## PROVIDED DATA
──────────
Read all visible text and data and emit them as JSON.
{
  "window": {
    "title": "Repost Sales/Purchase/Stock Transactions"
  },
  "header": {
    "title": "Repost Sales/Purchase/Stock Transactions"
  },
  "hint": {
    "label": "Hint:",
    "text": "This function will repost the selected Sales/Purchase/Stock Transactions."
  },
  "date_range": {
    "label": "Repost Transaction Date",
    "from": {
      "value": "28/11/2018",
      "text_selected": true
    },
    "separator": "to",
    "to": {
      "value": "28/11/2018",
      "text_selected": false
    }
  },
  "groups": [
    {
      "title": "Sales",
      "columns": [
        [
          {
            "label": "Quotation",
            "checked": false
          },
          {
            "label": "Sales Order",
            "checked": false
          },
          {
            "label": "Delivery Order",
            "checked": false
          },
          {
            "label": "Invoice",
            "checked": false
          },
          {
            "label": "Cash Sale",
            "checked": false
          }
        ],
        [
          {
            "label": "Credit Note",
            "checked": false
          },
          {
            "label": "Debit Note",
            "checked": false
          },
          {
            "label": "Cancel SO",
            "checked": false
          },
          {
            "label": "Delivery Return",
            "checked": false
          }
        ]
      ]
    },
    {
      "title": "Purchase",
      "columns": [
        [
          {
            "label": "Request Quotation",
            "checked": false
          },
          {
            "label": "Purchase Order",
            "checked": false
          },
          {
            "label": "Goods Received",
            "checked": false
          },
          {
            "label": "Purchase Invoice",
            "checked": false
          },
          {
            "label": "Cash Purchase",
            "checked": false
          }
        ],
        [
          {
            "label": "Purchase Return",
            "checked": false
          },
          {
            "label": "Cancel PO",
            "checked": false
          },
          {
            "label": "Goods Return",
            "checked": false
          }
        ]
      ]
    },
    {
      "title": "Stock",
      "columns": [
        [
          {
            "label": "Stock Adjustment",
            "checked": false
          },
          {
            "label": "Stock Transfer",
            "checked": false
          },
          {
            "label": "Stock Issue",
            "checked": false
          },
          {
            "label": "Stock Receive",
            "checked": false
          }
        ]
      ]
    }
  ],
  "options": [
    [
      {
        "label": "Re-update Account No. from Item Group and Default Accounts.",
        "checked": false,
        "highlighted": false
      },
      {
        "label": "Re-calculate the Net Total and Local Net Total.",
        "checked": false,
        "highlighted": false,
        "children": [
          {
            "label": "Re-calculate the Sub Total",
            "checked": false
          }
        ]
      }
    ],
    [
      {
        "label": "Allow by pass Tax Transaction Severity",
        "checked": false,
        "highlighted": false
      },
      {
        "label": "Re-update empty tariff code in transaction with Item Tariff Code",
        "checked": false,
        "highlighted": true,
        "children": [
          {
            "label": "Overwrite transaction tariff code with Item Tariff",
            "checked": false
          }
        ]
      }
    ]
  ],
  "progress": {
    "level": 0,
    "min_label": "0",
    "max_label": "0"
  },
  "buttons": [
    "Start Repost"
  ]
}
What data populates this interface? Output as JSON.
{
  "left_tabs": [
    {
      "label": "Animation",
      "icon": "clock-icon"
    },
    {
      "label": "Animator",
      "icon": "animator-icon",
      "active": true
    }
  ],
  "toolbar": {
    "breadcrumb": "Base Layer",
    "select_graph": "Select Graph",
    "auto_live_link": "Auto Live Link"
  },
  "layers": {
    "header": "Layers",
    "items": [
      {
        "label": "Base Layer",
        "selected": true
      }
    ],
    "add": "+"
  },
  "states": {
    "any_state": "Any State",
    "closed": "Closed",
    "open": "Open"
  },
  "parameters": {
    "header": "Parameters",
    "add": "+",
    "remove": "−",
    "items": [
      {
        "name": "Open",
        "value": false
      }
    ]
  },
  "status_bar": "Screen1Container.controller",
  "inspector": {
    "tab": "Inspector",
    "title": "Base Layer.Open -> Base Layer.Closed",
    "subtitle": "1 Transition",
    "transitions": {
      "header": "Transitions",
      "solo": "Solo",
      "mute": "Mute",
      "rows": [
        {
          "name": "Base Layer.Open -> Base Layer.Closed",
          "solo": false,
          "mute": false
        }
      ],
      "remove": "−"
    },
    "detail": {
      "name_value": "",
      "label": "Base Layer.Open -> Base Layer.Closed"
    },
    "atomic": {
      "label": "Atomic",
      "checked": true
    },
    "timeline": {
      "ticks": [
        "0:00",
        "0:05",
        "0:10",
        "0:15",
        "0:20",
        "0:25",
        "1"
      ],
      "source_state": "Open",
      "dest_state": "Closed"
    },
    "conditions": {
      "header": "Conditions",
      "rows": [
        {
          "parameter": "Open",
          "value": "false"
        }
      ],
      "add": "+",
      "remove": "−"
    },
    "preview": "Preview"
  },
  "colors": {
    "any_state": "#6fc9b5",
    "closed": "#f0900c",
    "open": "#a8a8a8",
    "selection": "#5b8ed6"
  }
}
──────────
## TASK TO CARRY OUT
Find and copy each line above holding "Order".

## RESPONSE BOX
            "label": "Sales Order",
            "label": "Delivery Order",
            "label": "Purchase Order",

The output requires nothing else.